Japanese Teacher at the Bhutan Centre for Japanese Studies
4th year Faculty of Policy Studies, Department of Cross-Cultural Studies
Mako was attracted to Bhutan since she was in middle school.
She continued her studies in relation to Bhutan at Chuo University, and joined the SEND program to take a step closer to possible career opportunities.
Now, Mako teaches Japanese in Bhutan. As she reflects her past, she is certain that her decision making has made her who she is now.
(Interviewed in March 2015)
My interest in Bhutan started after an interesting documentary on TV that focused on the country. I was inspired by the local festivals and how the king was sitting together with the local children as they watched a play. I was immediately attracted to the uniqueness of Bhutan and began researching books and the net in relation to the country. After entering Chuo, I continued my research and wrote my thesis on Bhutan. My main focus was the country's policy for the Gross National Happiness index. The lack of resources in libraries got me deeply absorbed even more.

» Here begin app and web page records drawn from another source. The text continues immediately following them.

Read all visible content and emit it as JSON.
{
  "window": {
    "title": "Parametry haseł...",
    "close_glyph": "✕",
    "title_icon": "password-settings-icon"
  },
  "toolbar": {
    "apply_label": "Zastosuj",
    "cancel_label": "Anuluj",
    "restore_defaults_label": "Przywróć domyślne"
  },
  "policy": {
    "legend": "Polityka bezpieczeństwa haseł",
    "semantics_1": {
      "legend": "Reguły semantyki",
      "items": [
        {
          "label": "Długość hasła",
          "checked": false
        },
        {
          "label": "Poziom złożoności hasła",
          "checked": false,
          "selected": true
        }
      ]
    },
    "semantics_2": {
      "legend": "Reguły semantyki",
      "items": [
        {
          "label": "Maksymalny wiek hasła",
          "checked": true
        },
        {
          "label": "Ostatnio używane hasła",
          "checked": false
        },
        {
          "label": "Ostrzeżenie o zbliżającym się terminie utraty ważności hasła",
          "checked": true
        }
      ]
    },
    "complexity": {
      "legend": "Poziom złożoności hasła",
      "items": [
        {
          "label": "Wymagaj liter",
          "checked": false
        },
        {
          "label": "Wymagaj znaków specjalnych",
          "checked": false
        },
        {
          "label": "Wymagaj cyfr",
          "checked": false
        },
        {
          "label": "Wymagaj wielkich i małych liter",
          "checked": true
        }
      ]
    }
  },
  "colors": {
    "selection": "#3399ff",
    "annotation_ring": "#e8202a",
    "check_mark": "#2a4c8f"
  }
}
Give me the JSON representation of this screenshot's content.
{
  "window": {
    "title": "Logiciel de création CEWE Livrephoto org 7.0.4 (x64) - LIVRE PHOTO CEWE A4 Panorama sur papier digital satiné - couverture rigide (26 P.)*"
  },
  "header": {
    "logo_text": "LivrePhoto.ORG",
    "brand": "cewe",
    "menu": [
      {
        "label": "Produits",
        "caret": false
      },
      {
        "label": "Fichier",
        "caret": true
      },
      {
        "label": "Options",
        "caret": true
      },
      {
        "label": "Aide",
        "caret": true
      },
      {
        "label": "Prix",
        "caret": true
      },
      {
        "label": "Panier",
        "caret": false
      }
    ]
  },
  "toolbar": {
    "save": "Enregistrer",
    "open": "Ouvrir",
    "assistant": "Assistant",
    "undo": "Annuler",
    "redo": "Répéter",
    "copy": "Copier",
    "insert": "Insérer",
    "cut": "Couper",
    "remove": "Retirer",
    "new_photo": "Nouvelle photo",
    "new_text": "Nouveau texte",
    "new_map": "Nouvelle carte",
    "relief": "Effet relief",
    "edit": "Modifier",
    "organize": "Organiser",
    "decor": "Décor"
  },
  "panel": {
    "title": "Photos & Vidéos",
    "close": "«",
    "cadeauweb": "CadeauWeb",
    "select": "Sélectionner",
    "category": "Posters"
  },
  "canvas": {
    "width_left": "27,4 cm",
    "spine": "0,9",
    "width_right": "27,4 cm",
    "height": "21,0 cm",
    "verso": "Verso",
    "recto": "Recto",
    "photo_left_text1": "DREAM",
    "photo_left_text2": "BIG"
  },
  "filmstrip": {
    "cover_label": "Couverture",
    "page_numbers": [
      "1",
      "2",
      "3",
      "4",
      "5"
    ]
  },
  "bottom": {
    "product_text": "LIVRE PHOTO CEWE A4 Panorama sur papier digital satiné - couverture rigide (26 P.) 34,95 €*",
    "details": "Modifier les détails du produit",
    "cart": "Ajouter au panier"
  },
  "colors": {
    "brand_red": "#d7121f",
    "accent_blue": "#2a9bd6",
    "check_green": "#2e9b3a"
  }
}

In my third year of university, as I began job hunting, I approached many interviews where I was required to explain about my research activities. Despite my passion for my research of Bhutan, I felt disconnected with the interviewers and realized that I was not going to be successful. This was when I found out about Chuo's SEND program. This program, which allows students to gain the skills to teach Japanese in countries overseas, gave me the hope to become a Japanese teacher and possibly visit Bhutan afterwards.
While at SEND, I had the best experience in every learning opportunity. I was not an education major nor did I have the experience of teaching part time. My experience during the training course at Institute of International Education in London (IIEL) became a major turning point in my life.
With the IIEL training members
An extremely special experience
People praying and dancing around the Buddha painting displayed at a temple festival
My first visit to Bhutan came after finishing the SEND program. I traveled alone for 10 days, and visited the temples and home stayed at a village. During this memorable visit, I was impressed at how the people of Bhutan were extremely kind, and their actions centered on their families and friends. The friendly and open locals liked to communicate with people in general. I learned that there were many technologies from Japan being introduced in Bhutan and that there was a deep-rooted relationship between the two countries.
During my stay, I visited a Japanese school for 2 days, where I had the chance to talk about Japanese culture in classes. On the second day, the president and the regent of the school came to talk to me. They offered me if I would be interested to fill in for a teacher next year. I had just taken the exam for the teaching license on the day before I left Japan. I told them that I was still waiting for the result, however, they were happy to hire me as long as I liked Bhutan. It was truly a life changing event!
I am excited to work as a Japanese teacher in Bhutan starting next April. Within the general framework of the curriculum, I will be responsible of making and choosing my own textbooks and teaching materials. My goal is to teach students the correct Japanese that is useful if they came to work in Japan, along with the correct way of speech and the manners that reflect the spirit and culture of Japan. I will also continue studying their national language Dzongkha, English, and even Japanese in a deeper level.
My decision to go to Bhutan became a big turning point. Overcoming the worries that I had for going to a place where even my family did not know, I remember thinking strongly to myself that I would regret it if I didn't go. I told myself I should take this challenge regardless of the outcome. This first and important step taught me that the more the challenge, the better. There will be more options and open doors as much as you meet more people and build on your experience especially while you are young.
Using illustrations to teach Japanese
The students at the Bhutan Centre for Japanese Studies. One class consists of 10 to 20 students. There are approximately 100 students enrolling every year.